A Beginner’s Guide to Typography Vol.1
The greatest tip I can give to a new designer or design student is to master typography. Typography is talked about so much but I don’t think it’s importance is really brought to new designers’ attention. In my 4 years at The Art Institutes International Minnesota (what name, eh?), I only had two courses that focused on typography. That always blew my away because typography was not only my favorite part of design but also the most important. More often than not, designs fail due to incorrect or just plain wrong uses of typography.
It’s my firm belief that a strong knowledge in typography can carry a design despite ineffective uses of other elements. Really excellent designs can rely purely on good typography without any use of graphic elements like shape, texture, and picture.
As we get into this, keep in mind that this should only be one of many resources you read on typography. I know, I know… I should have all the answers but I’d be lying if I said there isn’t more out there to learn. Even experts can benefit from continued education on the matter. This will be a great entry point into the basics along with some font selections and resources.
Typography Terms to Know
Let me start by saying that I'm only providing the terms that are good for a beginner to know. There's a whole language dedicated to typography which may or may not be useful to you beyond this point in your career. The following terms are the basics of typography and should be well-known.
The baseline is what it sounds like. The bottom of the letters should sit on this.
Cap height is the height of the capital letters in a typeface.
X Height is the height of the lowercase letters in a typeface based on the lowercase ‘x’ specifically.
Ascenders are any part of a letter that extends above the x-height.
Descenders are any part of a letter that extends below the baseline.
Kerning is the space between individual characters.
Tracking is the space between all selected characters.
Leading is the space between lines of text.

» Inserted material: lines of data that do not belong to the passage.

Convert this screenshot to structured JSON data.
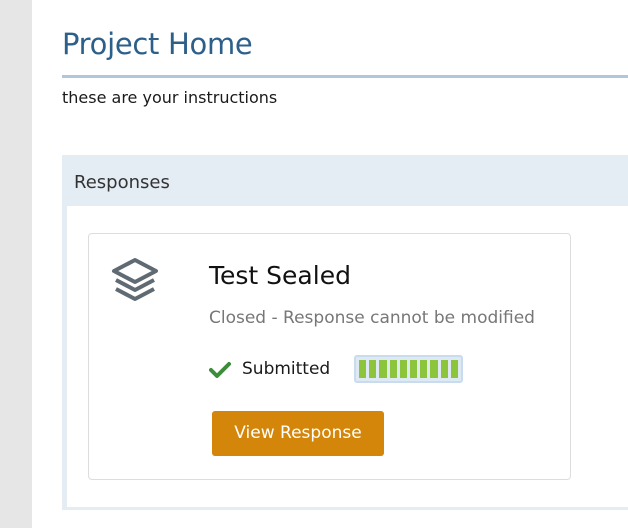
{
  "page": {
    "title": "Project Home",
    "instructions": "these are your instructions"
  },
  "responses_panel": {
    "heading": "Responses",
    "card": {
      "icon": "layers-icon",
      "title": "Test Sealed",
      "status": "Closed - Response cannot be modified",
      "submitted_icon": "check-icon",
      "submitted_label": "Submitted",
      "progress_segments": 10,
      "progress_fraction": 1.0,
      "view_button_label": "View Response"
    }
  },
  "colors": {
    "title": "#2c5f8a",
    "panel_bg": "#e4ecf4",
    "button": "#d4860b",
    "check": "#3c8c3c",
    "progress_fill": "#8cc43c"
  }
}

Hierarchy is the visual difference between different lines of text to establish a structure to guide your reader. Think of the difference between a headline, body copy, and footer text.
Serifs are the “feet” on the end of a stroke on some characters. See Georgia, Times New Roman, Garamond.

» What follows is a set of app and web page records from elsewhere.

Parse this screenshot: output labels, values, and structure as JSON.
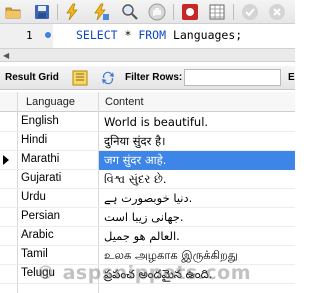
{
  "toolbar": {
    "buttons": [
      {
        "name": "open-folder-icon",
        "label": "Open"
      },
      {
        "name": "save-icon",
        "label": "Save"
      },
      {
        "name": "execute-icon",
        "label": "Execute"
      },
      {
        "name": "execute-current-icon",
        "label": "Execute current"
      },
      {
        "name": "explain-icon",
        "label": "Explain"
      },
      {
        "name": "stop-icon",
        "label": "Stop"
      },
      {
        "name": "error-toggle-icon",
        "label": "Toggle errors"
      },
      {
        "name": "grid-toggle-icon",
        "label": "Toggle grid"
      },
      {
        "name": "commit-icon",
        "label": "Commit"
      },
      {
        "name": "rollback-icon",
        "label": "Rollback"
      }
    ]
  },
  "editor": {
    "line_number": "1",
    "keyword_select": "SELECT",
    "star": " * ",
    "keyword_from": "FROM",
    "table_text": " Languages;"
  },
  "result_bar": {
    "label": "Result Grid",
    "filter_label": "Filter Rows:",
    "filter_value": "",
    "more_label": "E"
  },
  "grid": {
    "columns": [
      "Language",
      "Content"
    ],
    "selected_row": 2,
    "rows": [
      {
        "language": "English",
        "content": "World is beautiful."
      },
      {
        "language": "Hindi",
        "content": "दुनिया सुंदर है।"
      },
      {
        "language": "Marathi",
        "content": "जग सुंदर आहे."
      },
      {
        "language": "Gujarati",
        "content": "વિશ્વ સુંદર છે."
      },
      {
        "language": "Urdu",
        "content": "دنیا خوبصورت ہے."
      },
      {
        "language": "Persian",
        "content": "جهانی زیبا است."
      },
      {
        "language": "Arabic",
        "content": "العالم هو جميل."
      },
      {
        "language": "Tamil",
        "content": "உலக அழகாக இருக்கிறது"
      },
      {
        "language": "Telugu",
        "content": "ప్రపంచ అందమైన ఉంది."
      }
    ]
  },
  "watermark": "© aspsnippets.com",
  "colors": {
    "keyword": "#0d47c7",
    "selection": "#3d85e6",
    "line_dot": "#3f7fe0"
  }
}
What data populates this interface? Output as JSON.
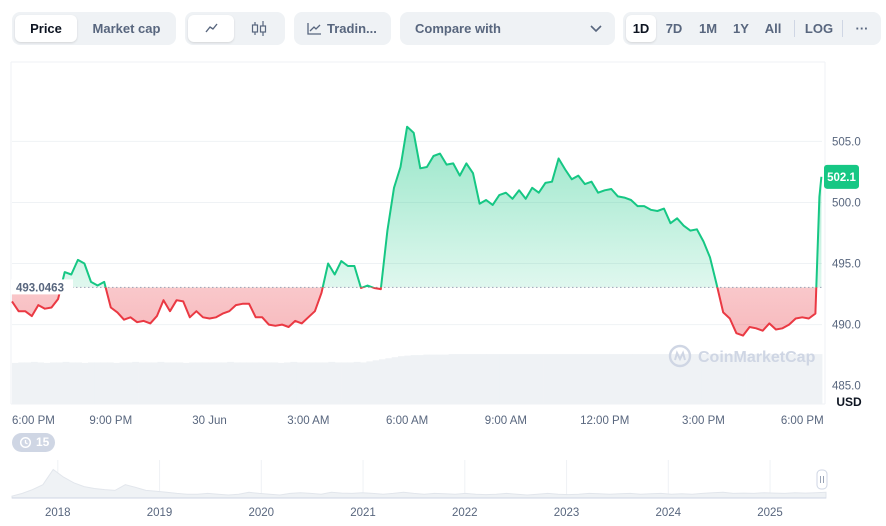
{
  "toolbar": {
    "price_label": "Price",
    "market_cap_label": "Market cap",
    "line_icon": "line-chart-icon",
    "candle_icon": "candlestick-icon",
    "trading_label": "Tradin...",
    "compare_label": "Compare with",
    "ranges": [
      "1D",
      "7D",
      "1M",
      "1Y",
      "All",
      "LOG"
    ],
    "active_range": "1D",
    "more_label": "···"
  },
  "watermark": "CoinMarketCap",
  "restore_count": "15",
  "colors": {
    "up": "#16c784",
    "down": "#ea3943",
    "grid": "#eff2f5"
  },
  "chart_data": {
    "type": "line",
    "unit_label": "USD",
    "baseline": 493.0463,
    "baseline_label": "493.0463",
    "current_label": "502.1",
    "y_ticks": [
      485.0,
      490.0,
      495.0,
      500.0,
      505.0
    ],
    "y_tick_labels": [
      "485.0",
      "490.0",
      "495.0",
      "500.0",
      "505.0"
    ],
    "ylim": [
      483.5,
      511.5
    ],
    "x_ticks": [
      0,
      3,
      6,
      9,
      12,
      15,
      18,
      21,
      24
    ],
    "x_tick_labels": [
      "6:00 PM",
      "9:00 PM",
      "30 Jun",
      "3:00 AM",
      "6:00 AM",
      "9:00 AM",
      "12:00 PM",
      "3:00 PM",
      "6:00 PM"
    ],
    "xlim": [
      0,
      24.6
    ],
    "x": [
      0.0,
      0.2,
      0.4,
      0.6,
      0.8,
      1.0,
      1.2,
      1.4,
      1.6,
      1.8,
      2.0,
      2.2,
      2.4,
      2.6,
      2.8,
      3.0,
      3.2,
      3.4,
      3.6,
      3.8,
      4.0,
      4.2,
      4.4,
      4.6,
      4.8,
      5.0,
      5.2,
      5.4,
      5.6,
      5.8,
      6.0,
      6.2,
      6.4,
      6.6,
      6.8,
      7.0,
      7.2,
      7.4,
      7.6,
      7.8,
      8.0,
      8.2,
      8.4,
      8.6,
      8.8,
      9.0,
      9.2,
      9.4,
      9.6,
      9.8,
      10.0,
      10.2,
      10.4,
      10.6,
      10.8,
      11.0,
      11.2,
      11.4,
      11.6,
      11.8,
      12.0,
      12.2,
      12.4,
      12.6,
      12.8,
      13.0,
      13.2,
      13.4,
      13.6,
      13.8,
      14.0,
      14.2,
      14.4,
      14.6,
      14.8,
      15.0,
      15.2,
      15.4,
      15.6,
      15.8,
      16.0,
      16.2,
      16.4,
      16.6,
      16.8,
      17.0,
      17.2,
      17.4,
      17.6,
      17.8,
      18.0,
      18.2,
      18.4,
      18.6,
      18.8,
      19.0,
      19.2,
      19.4,
      19.6,
      19.8,
      20.0,
      20.2,
      20.4,
      20.6,
      20.8,
      21.0,
      21.2,
      21.4,
      21.6,
      21.8,
      22.0,
      22.2,
      22.4,
      22.6,
      22.8,
      23.0,
      23.2,
      23.4,
      23.6,
      23.8,
      24.0,
      24.2,
      24.4
    ],
    "values": [
      491.9,
      491.1,
      491.1,
      490.7,
      491.6,
      491.3,
      491.4,
      492.1,
      494.3,
      494.1,
      495.3,
      495.0,
      493.5,
      493.2,
      493.5,
      491.4,
      491.0,
      490.4,
      490.6,
      490.2,
      490.3,
      490.1,
      490.7,
      492.0,
      491.1,
      492.0,
      491.9,
      490.6,
      491.1,
      490.6,
      490.5,
      490.6,
      490.9,
      491.1,
      491.6,
      491.7,
      491.7,
      490.6,
      490.6,
      490.0,
      489.9,
      490.0,
      489.8,
      490.3,
      490.1,
      490.6,
      491.1,
      492.6,
      495.0,
      494.1,
      495.2,
      494.8,
      494.8,
      493.0,
      493.2,
      493.0,
      492.9,
      497.7,
      501.2,
      502.9,
      506.2,
      505.7,
      502.8,
      502.9,
      503.8,
      504.0,
      503.1,
      503.2,
      502.2,
      503.2,
      502.4,
      499.9,
      500.2,
      499.8,
      500.6,
      500.8,
      500.3,
      501.0,
      500.3,
      501.2,
      500.8,
      501.6,
      501.7,
      503.6,
      502.7,
      501.9,
      502.2,
      501.5,
      501.7,
      500.8,
      501.0,
      501.1,
      500.5,
      500.4,
      500.2,
      499.7,
      499.7,
      499.4,
      499.3,
      499.5,
      498.3,
      498.7,
      498.1,
      497.7,
      497.8,
      496.8,
      495.5,
      493.3,
      491.0,
      490.5,
      489.3,
      489.1,
      489.8,
      489.7,
      489.5,
      490.1,
      489.6,
      489.7,
      490.0,
      490.5,
      490.6,
      490.5,
      490.9,
      491.6,
      491.7,
      491.1,
      491.4,
      490.4
    ],
    "volume_level": [
      0.79,
      0.8,
      0.8,
      0.81,
      0.8,
      0.79,
      0.8,
      0.8,
      0.81,
      0.8,
      0.8,
      0.79,
      0.8,
      0.8,
      0.8,
      0.8,
      0.79,
      0.8,
      0.8,
      0.81,
      0.8,
      0.8,
      0.8,
      0.81,
      0.8,
      0.8,
      0.8,
      0.79,
      0.8,
      0.8,
      0.8,
      0.8,
      0.8,
      0.8,
      0.81,
      0.8,
      0.8,
      0.8,
      0.8,
      0.8,
      0.8,
      0.8,
      0.79,
      0.8,
      0.81,
      0.8,
      0.8,
      0.8,
      0.8,
      0.8,
      0.81,
      0.8,
      0.8,
      0.8,
      0.81,
      0.8,
      0.82,
      0.84,
      0.86,
      0.88,
      0.9,
      0.92,
      0.93,
      0.94,
      0.94,
      0.95,
      0.95,
      0.95,
      0.95,
      0.96,
      0.96,
      0.96,
      0.96,
      0.96,
      0.96,
      0.96,
      0.96,
      0.96,
      0.96,
      0.96,
      0.96,
      0.96,
      0.96,
      0.96,
      0.96,
      0.96,
      0.96,
      0.96,
      0.96,
      0.96,
      0.96,
      0.96,
      0.96,
      0.96,
      0.96,
      0.96,
      0.96,
      0.96,
      0.96,
      0.96,
      0.96,
      0.96,
      0.96,
      0.96,
      0.96,
      0.96,
      0.96,
      0.96,
      0.96,
      0.96,
      0.96,
      0.96,
      0.96,
      0.96,
      0.96,
      0.96,
      0.96,
      0.96,
      0.96,
      0.96,
      0.96,
      0.96,
      0.96,
      0.96,
      0.96,
      0.96,
      0.96,
      0.96
    ],
    "navigator": {
      "x_tick_labels": [
        "2018",
        "2019",
        "2020",
        "2021",
        "2022",
        "2023",
        "2024",
        "2025"
      ],
      "years": [
        2018,
        2019,
        2020,
        2021,
        2022,
        2023,
        2024,
        2025
      ],
      "xlim": [
        2017.55,
        2025.55
      ],
      "shape": [
        0.05,
        0.12,
        0.22,
        0.35,
        0.75,
        0.55,
        0.4,
        0.3,
        0.25,
        0.22,
        0.2,
        0.35,
        0.28,
        0.2,
        0.18,
        0.15,
        0.12,
        0.1,
        0.1,
        0.12,
        0.1,
        0.08,
        0.1,
        0.15,
        0.12,
        0.1,
        0.08,
        0.12,
        0.14,
        0.12,
        0.1,
        0.15,
        0.13,
        0.12,
        0.14,
        0.12,
        0.1,
        0.12,
        0.15,
        0.12,
        0.1,
        0.12,
        0.11,
        0.1,
        0.12,
        0.1,
        0.09,
        0.1,
        0.12,
        0.1,
        0.08,
        0.1,
        0.12,
        0.1,
        0.09,
        0.1,
        0.12,
        0.11,
        0.1,
        0.11,
        0.12,
        0.1,
        0.11,
        0.12,
        0.1,
        0.11,
        0.1,
        0.12,
        0.14,
        0.15,
        0.12,
        0.13,
        0.12,
        0.14,
        0.13,
        0.12,
        0.14,
        0.13,
        0.14,
        0.15
      ]
    }
  }
}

Sans serif fonts are fonts without serifs. See Helvetica, Futura, Verdana.
A weight in a typeface is the general thickness of its characters. Technically speaking, a weight can also be considered a “font” which is part of a typeface—don’t get too caught up in this... Many typefaces range from Light to Regular to Bold.
Great Fonts to Start With
The following fonts are a good starting point in your typography adventure. I purposely picked free fonts on three of the best sites to get them. Included is a great selection of serifs, sans-serifs, & scripts that can be used from body copy to headlines and beyond.
Free via Adobe Fonts (with CC subscription)
Free via Font Squirrel
Free via Google Fonts
The internet is full of amazing resources—even for typography. The following have helped me in the past and I think they're a good way to maximize your potential as a designer utilizing type.
Fontanello is an essential Google Chrome plugin. When running, you can right-click on any line of text in a website and get its font name, size, and hex code.
Adobe Fonts lets you access a huge library of free fonts with your Adobe CC subscription. The fonts show up instantly in your Adobe programs upon syncing.
Font Squirrel is a curated collection of free, commercial-use fonts.
Google Fonts is another great free font resource with the added focus on web typography. They quickly put together the CSS needed to call any of their fonts in your code.
Font Review Journal is a journal for reviewing fonts... But, seriously, it holds incredible breakdowns of some of the greatest fonts out there. It goes into detail on the history, process, individual character design, etc.
Wordmark lets you preview all the fonts downloaded on your computer. Their classic version is really easy to use and even lets you select multiple to compare.
Loremipsum io is the greatest, and best-looking, way to get placeholder text!
What The Font is a service that helps match a screenshot of a font to its massive library of fonts (100k+). It’s the easiest and most reliable out there.
Fonts In Use is fairly self-explanatory. View examples of popular fonts out in the real world.
Unique is well... unique! It creates new fonts on the fly based on the settings you input. I wouldn't recommend using this service over a font that was handcrafted meticulously by type designers, but it's really fun to play with!
This is another fun one. It's an interactive tool that lets you build segmented type. It's a great way to get out of your comfort zone and experiment with typography.
Stay tuned for volume 2 where we'll get into technique, font pairings, and typography tips. Subscribe to the Pixl Haus newsletter below to get notified anytime we put up a new post!